“The crisis loan goes from $300 to $1500 bucks, this has merely a 5% interest, a deferment that is three-month right from the start, after which 12 monthly premiums,” Posner stated. “It gets reported into the credit bureaus and that means you create your credit, and our borrowers have the ability to put it to use when it comes to items that need. rent, resources, protection deposits, automobile fix, meals, clothes, etc., and then we are quite ready to do hundreds if you don’t large number of loans in Delaware for this.”
Delaware’s U.S. Senator Chris Coons had been fundamental in bringing into the First State chance that is following with Posner in 2015.
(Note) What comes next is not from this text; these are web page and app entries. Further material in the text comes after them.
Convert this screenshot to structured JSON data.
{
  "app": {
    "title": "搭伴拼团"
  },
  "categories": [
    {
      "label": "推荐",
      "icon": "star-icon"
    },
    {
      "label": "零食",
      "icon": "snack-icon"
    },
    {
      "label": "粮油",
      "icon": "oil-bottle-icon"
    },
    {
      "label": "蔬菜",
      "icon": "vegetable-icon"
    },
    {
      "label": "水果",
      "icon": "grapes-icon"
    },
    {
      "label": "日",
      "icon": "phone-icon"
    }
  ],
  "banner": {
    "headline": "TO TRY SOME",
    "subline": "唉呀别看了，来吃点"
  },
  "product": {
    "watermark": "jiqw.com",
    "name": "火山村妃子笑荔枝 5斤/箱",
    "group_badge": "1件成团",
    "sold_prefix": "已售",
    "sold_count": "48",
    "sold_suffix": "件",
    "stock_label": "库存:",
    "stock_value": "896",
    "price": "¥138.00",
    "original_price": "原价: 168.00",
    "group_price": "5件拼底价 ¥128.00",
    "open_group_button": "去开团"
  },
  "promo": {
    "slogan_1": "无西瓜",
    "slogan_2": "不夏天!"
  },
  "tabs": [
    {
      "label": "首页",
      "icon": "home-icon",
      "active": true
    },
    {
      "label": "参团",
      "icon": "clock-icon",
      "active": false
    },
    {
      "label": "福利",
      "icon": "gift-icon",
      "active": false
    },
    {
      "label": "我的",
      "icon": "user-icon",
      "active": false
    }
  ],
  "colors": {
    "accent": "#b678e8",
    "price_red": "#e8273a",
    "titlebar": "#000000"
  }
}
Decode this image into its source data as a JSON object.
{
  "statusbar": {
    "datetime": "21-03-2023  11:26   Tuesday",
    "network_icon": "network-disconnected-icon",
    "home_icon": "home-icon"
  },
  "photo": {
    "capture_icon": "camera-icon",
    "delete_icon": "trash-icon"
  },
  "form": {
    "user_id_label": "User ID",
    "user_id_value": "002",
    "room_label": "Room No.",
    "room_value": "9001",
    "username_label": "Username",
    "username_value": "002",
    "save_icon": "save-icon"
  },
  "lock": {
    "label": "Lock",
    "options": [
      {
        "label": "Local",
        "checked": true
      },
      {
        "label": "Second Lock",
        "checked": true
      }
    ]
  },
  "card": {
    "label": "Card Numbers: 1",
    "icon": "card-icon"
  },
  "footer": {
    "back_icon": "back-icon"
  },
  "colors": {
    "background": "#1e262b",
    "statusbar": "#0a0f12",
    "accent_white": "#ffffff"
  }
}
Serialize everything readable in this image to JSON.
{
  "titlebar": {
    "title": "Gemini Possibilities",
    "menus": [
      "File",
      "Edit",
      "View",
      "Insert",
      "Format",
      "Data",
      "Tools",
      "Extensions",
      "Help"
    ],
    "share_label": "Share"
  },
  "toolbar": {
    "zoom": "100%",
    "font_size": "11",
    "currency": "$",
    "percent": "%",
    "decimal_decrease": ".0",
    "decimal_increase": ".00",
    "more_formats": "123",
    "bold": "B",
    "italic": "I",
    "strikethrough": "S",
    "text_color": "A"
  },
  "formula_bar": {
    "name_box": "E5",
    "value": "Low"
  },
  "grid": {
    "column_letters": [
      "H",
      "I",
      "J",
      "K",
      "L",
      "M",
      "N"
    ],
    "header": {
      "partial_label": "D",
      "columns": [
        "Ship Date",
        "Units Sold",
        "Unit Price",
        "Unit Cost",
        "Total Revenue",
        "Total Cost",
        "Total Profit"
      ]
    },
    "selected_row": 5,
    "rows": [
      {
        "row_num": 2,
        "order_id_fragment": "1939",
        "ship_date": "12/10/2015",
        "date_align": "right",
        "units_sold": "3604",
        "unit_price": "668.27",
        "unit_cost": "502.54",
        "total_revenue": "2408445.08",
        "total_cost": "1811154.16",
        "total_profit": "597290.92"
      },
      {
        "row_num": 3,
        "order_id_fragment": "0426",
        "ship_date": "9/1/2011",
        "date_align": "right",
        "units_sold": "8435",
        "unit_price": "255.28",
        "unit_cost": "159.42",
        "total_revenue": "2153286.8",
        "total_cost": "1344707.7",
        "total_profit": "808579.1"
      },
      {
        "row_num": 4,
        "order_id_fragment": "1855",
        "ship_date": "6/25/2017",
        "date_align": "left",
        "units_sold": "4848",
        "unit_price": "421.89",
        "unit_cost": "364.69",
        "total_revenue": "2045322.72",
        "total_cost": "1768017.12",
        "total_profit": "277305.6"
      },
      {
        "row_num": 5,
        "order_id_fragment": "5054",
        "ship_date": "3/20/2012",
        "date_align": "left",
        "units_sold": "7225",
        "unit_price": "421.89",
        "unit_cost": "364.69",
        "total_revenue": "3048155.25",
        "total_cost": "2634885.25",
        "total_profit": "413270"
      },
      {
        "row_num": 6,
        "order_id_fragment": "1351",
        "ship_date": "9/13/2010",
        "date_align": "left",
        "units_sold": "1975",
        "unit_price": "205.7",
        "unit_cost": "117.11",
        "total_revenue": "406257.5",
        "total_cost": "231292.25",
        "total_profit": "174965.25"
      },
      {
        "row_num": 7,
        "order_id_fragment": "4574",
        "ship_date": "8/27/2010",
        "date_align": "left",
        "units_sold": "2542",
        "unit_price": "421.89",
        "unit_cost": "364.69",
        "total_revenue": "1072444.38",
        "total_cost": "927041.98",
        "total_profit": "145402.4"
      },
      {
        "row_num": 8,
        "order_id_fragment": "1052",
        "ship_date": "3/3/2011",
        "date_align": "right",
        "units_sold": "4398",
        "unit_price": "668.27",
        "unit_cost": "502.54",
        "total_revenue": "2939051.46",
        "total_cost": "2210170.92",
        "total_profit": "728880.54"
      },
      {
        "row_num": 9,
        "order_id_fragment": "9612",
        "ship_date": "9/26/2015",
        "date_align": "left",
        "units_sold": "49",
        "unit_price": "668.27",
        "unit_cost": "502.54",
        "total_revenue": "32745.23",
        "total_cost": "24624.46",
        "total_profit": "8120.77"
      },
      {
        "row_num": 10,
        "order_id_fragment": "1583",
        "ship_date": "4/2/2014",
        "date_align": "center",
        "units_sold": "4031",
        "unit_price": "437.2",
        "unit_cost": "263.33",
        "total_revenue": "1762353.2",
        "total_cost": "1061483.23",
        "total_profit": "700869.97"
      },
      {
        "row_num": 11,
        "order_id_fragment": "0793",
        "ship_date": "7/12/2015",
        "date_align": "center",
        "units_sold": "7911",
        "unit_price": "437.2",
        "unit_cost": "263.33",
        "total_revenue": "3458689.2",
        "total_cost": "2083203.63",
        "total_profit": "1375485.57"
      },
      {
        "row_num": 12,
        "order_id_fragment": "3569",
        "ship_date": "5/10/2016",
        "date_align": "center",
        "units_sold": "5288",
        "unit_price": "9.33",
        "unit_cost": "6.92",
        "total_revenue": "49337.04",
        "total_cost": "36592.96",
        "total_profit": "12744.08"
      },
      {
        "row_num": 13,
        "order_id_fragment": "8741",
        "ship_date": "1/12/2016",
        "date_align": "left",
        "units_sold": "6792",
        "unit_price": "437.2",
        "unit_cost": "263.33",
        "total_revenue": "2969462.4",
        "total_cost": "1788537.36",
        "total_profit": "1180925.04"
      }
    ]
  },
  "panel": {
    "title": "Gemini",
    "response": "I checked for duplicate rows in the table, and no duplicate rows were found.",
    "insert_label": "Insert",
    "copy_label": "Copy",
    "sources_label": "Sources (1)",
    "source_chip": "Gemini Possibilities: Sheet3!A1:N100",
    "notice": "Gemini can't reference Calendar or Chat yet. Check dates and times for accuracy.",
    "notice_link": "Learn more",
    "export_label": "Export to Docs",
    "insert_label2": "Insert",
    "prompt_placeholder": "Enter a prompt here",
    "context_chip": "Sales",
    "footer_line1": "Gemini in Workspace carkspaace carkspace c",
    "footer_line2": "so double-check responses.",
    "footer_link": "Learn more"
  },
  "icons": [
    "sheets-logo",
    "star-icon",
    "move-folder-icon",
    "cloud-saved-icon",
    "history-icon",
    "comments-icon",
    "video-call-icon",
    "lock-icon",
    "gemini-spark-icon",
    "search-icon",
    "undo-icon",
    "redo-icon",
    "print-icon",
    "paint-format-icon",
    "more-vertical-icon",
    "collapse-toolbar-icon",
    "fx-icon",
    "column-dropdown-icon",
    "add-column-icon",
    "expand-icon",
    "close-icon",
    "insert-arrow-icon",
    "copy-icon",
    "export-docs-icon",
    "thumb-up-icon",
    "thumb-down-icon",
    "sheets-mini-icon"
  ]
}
“we are three crises that are different now. Which makes Capital Good Fund’s work more appropriate than in the past. We have been of course coping with the greatest public health challenge in a hundred years,” Coons said Thursday. “the pandemic that has turn off therefore states that are many a great deal of our economy thrown millions out of work. We had more than a million unemployment that is new simply over this morning, and I also had been hoping to get my mind around that. That is just as if the complete state of Delaware filed for jobless in the exact exact same time. that is possessed a specially strong effect on Ebony and Brown communities, on those regarding the margins of our culture. a renewed national concentrate on equity, on the ways that an inequitable usage of medical care, to training, also to money.”
Of specific interest to Coons ended up being Capital Good Funds strive to fight payday advances, which will be one thing Coons stated he saw during their the county degree in Delaware.
“In my make use of the I Have a Dream Foundation, in my own amount of time in county government, I–over and over–saw the working Delawareans paid outrageous prices for such things as payday financing, or rent-to-own, or automobile title loans,” Coons stated. “Before the pandemic, research after research revealed that over fifty percent of Americans had no liquidity that is effective they’d no genuine cost savings for an emergency for an important appliance burning down, or even for a computer program bill coming due, a family group disease, or death where they’d burial. Now, with 180,000 Americans dead as a result of COVID-19, working families which have needed to spend burial that is unexpected has skyrocketed. Now, with 55 million People in america having filed for jobless eventually within the last six months due to a bungled response that is federal this pandemic, they’ve had those unforeseen expenses and that has tossed scores of People in the us in to a financial obligation trap they frequently can not escape.”